What you should do: Find the lines in the records below that contain "type", and report each of them.

BEGIN Available records

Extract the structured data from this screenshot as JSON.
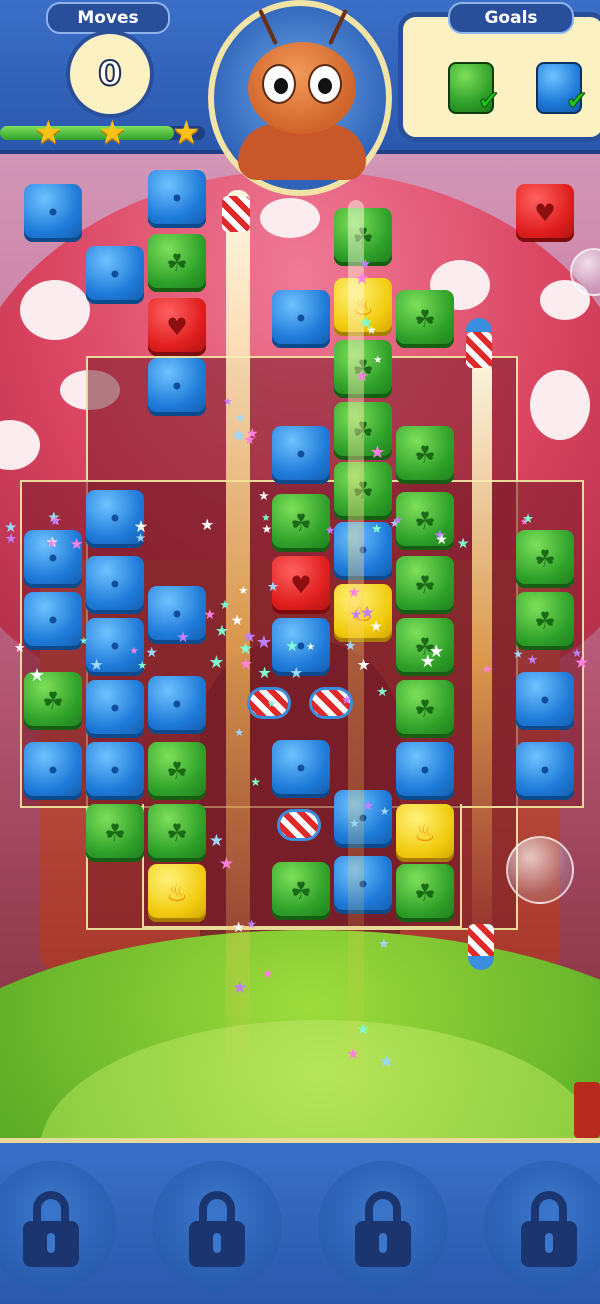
{
  "header": {
    "moves_label": "Moves",
    "moves_value": "0",
    "goals_label": "Goals",
    "progress_fraction": 0.85,
    "stars_earned": 3
  },
  "goals": [
    {
      "type": "green-leaf-cube",
      "status": "complete"
    },
    {
      "type": "blue-drop-cube",
      "status": "complete"
    }
  ],
  "character": "ant",
  "colors": {
    "blue": "#1e7ad8",
    "green": "#2fa12a",
    "red": "#e01e1e",
    "yellow": "#f1cc10",
    "ui_blue": "#2a58ad",
    "panel_cream": "#fbf1c2"
  },
  "icons": {
    "blue": "drop-icon",
    "green": "leaf-icon",
    "red": "heart-icon",
    "yellow": "flame-icon",
    "booster_slot": "lock-icon"
  },
  "boosters": [
    {
      "state": "locked"
    },
    {
      "state": "locked"
    },
    {
      "state": "locked"
    },
    {
      "state": "locked"
    }
  ]
}
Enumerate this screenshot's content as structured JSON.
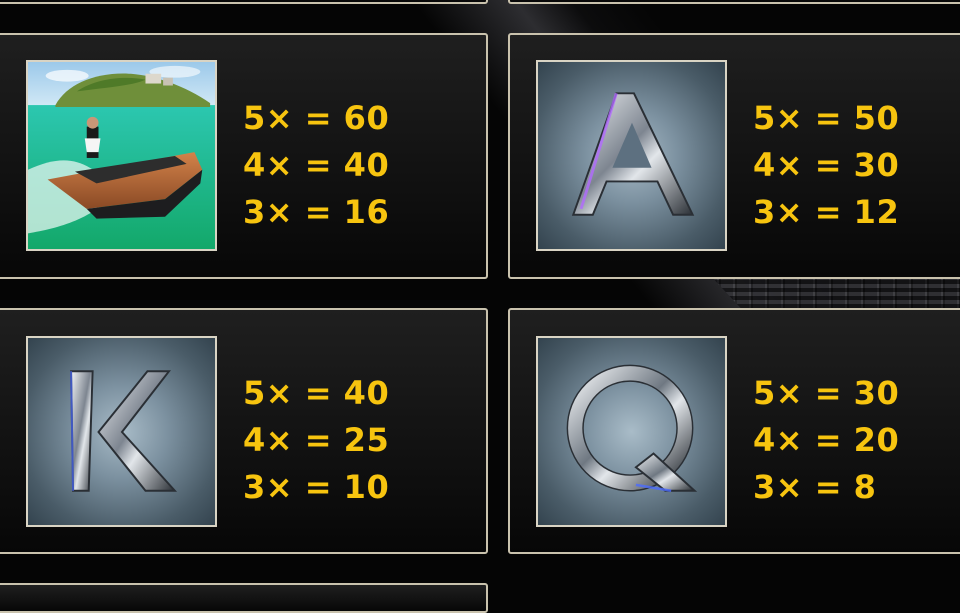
{
  "paytable": [
    {
      "symbol_icon": "speedboat-island-icon",
      "payouts": [
        "5× = 60",
        "4× = 40",
        "3× = 16"
      ]
    },
    {
      "symbol_icon": "letter-a-icon",
      "payouts": [
        "5× = 50",
        "4× = 30",
        "3× = 12"
      ]
    },
    {
      "symbol_icon": "letter-k-icon",
      "payouts": [
        "5× = 40",
        "4× = 25",
        "3× = 10"
      ]
    },
    {
      "symbol_icon": "letter-q-icon",
      "payouts": [
        "5× = 30",
        "4× = 20",
        "3× = 8"
      ]
    }
  ],
  "colors": {
    "payout_text": "#f7c40f",
    "panel_border": "#c9c2ad",
    "panel_background": "#141414",
    "page_background": "#050505"
  }
}
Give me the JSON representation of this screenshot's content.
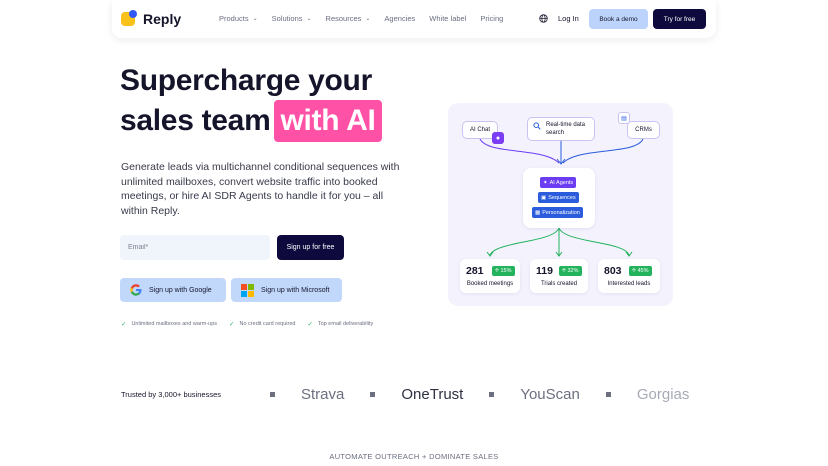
{
  "nav": {
    "brand": "Reply",
    "links": [
      {
        "label": "Products",
        "dropdown": true
      },
      {
        "label": "Solutions",
        "dropdown": true
      },
      {
        "label": "Resources",
        "dropdown": true
      },
      {
        "label": "Agencies",
        "dropdown": false
      },
      {
        "label": "White label",
        "dropdown": false
      },
      {
        "label": "Pricing",
        "dropdown": false
      }
    ],
    "login": "Log In",
    "book_demo": "Book a demo",
    "try_free": "Try for free",
    "language_icon": "globe-icon"
  },
  "hero": {
    "title_line1": "Supercharge your",
    "title_line2": "sales team",
    "title_highlight": "with AI",
    "subtitle": "Generate leads via multichannel conditional sequences with unlimited mailboxes, convert website traffic into booked meetings, or hire AI SDR Agents to handle it for you – all within Reply.",
    "email_placeholder": "Email*",
    "signup_button": "Sign up for free",
    "google_button": "Sign up with Google",
    "microsoft_button": "Sign up with Microsoft",
    "checks": [
      "Unlimited mailboxes and warm-ups",
      "No credit card required",
      "Top email deliverability"
    ]
  },
  "illustration": {
    "sources": [
      "AI Chat",
      "Real-time data search",
      "CRMs"
    ],
    "tags": [
      "AI Agents",
      "Sequences",
      "Personalization"
    ],
    "stats": [
      {
        "value": "281",
        "change": "15%",
        "label": "Booked meetings"
      },
      {
        "value": "119",
        "change": "32%",
        "label": "Trials created"
      },
      {
        "value": "803",
        "change": "45%",
        "label": "Interested leads"
      }
    ],
    "colors": {
      "accent_pink": "#ff52a7",
      "navy": "#0f0a3d",
      "purple": "#6b3df2",
      "blue": "#2a5cdc",
      "green": "#22b35c"
    }
  },
  "trusted": {
    "label": "Trusted by 3,000+ businesses",
    "logos": [
      "Strava",
      "OneTrust",
      "YouScan",
      "Gorgias"
    ]
  },
  "section": {
    "eyebrow": "AUTOMATE OUTREACH + DOMINATE SALES"
  }
}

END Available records

Result:
      "type": "green-leaf-cube",
      "type": "blue-drop-cube",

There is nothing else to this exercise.